[Data records for software interfaces]
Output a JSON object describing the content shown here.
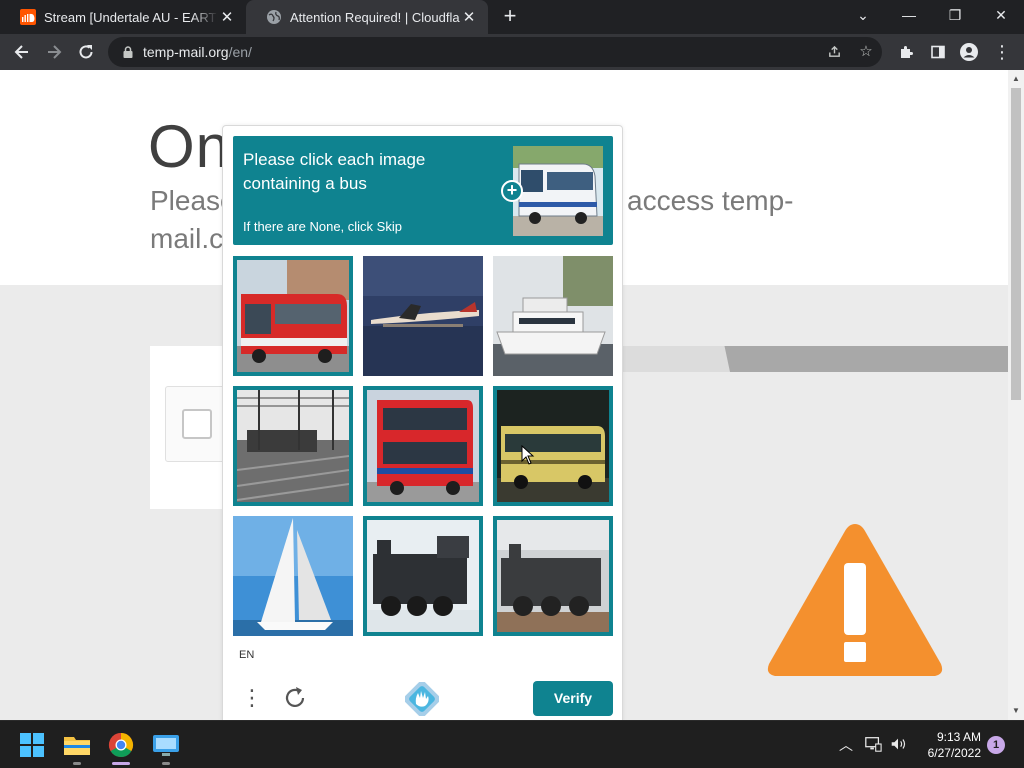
{
  "browser": {
    "tabs": [
      {
        "title": "Stream [Undertale AU - EARTHSE",
        "favicon": "soundcloud-icon",
        "active": false
      },
      {
        "title": "Attention Required! | Cloudflare",
        "favicon": "globe-icon",
        "active": true
      }
    ],
    "new_tab_label": "+",
    "window_controls": {
      "collapse": "⌄",
      "minimize": "—",
      "restore": "❐",
      "close": "✕"
    },
    "url_host": "temp-mail.org",
    "url_path": "/en/",
    "toolbar_icons": [
      "back-icon",
      "forward-icon",
      "reload-icon",
      "share-icon",
      "bookmark-star-icon",
      "extensions-icon",
      "side-panel-icon",
      "profile-icon",
      "menu-icon"
    ]
  },
  "page": {
    "heading_fragment": "On",
    "subtitle_line1_fragment": "Please",
    "subtitle_line2_fragment": "mail.c",
    "subtitle_right_fragment": "access temp-"
  },
  "captcha": {
    "prompt": "Please click each image containing a bus",
    "hint": "If there are None, click Skip",
    "language": "EN",
    "verify_label": "Verify",
    "accent_color": "#0f8390",
    "tiles": [
      {
        "subject": "red-bus",
        "selected": true
      },
      {
        "subject": "seaplane-on-water",
        "selected": false
      },
      {
        "subject": "motor-yacht",
        "selected": false
      },
      {
        "subject": "railway-tracks",
        "selected": true
      },
      {
        "subject": "red-double-decker-bus",
        "selected": true
      },
      {
        "subject": "yellow-bus",
        "selected": true
      },
      {
        "subject": "sailboat",
        "selected": false
      },
      {
        "subject": "steam-locomotive",
        "selected": true
      },
      {
        "subject": "steam-locomotive",
        "selected": true
      }
    ]
  },
  "taskbar": {
    "apps": [
      "start-icon",
      "file-explorer-icon",
      "chrome-icon",
      "remote-desktop-icon"
    ],
    "time": "9:13 AM",
    "date": "6/27/2022",
    "notification_count": "1"
  }
}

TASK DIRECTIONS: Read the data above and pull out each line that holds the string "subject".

OUTPUT OF THE EXERCISE:
        "subject": "red-bus",
        "subject": "seaplane-on-water",
        "subject": "motor-yacht",
        "subject": "railway-tracks",
        "subject": "red-double-decker-bus",
        "subject": "yellow-bus",
        "subject": "sailboat",
        "subject": "steam-locomotive",
        "subject": "steam-locomotive",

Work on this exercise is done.